Input data.
☆ ☆ ☆ ☆ ☆ ☆ ☆

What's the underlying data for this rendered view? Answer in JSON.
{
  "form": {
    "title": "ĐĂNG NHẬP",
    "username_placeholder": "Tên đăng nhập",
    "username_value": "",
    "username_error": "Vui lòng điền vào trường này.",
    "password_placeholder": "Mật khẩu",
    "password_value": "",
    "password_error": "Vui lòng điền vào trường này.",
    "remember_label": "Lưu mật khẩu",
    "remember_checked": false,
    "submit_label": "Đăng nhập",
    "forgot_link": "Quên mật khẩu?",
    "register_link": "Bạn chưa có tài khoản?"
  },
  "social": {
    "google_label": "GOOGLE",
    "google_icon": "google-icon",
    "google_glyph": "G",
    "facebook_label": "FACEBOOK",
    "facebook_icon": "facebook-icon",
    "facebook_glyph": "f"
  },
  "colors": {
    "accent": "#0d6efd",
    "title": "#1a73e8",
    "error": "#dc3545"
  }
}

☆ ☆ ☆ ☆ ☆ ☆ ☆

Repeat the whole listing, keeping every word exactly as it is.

What's the underlying data for this rendered view? Answer in JSON.
{
  "form": {
    "title": "ĐĂNG NHẬP",
    "username_placeholder": "Tên đăng nhập",
    "username_value": "",
    "username_error": "Vui lòng điền vào trường này.",
    "password_placeholder": "Mật khẩu",
    "password_value": "",
    "password_error": "Vui lòng điền vào trường này.",
    "remember_label": "Lưu mật khẩu",
    "remember_checked": false,
    "submit_label": "Đăng nhập",
    "forgot_link": "Quên mật khẩu?",
    "register_link": "Bạn chưa có tài khoản?"
  },
  "social": {
    "google_label": "GOOGLE",
    "google_icon": "google-icon",
    "google_glyph": "G",
    "facebook_label": "FACEBOOK",
    "facebook_icon": "facebook-icon",
    "facebook_glyph": "f"
  },
  "colors": {
    "accent": "#0d6efd",
    "title": "#1a73e8",
    "error": "#dc3545"
  }
}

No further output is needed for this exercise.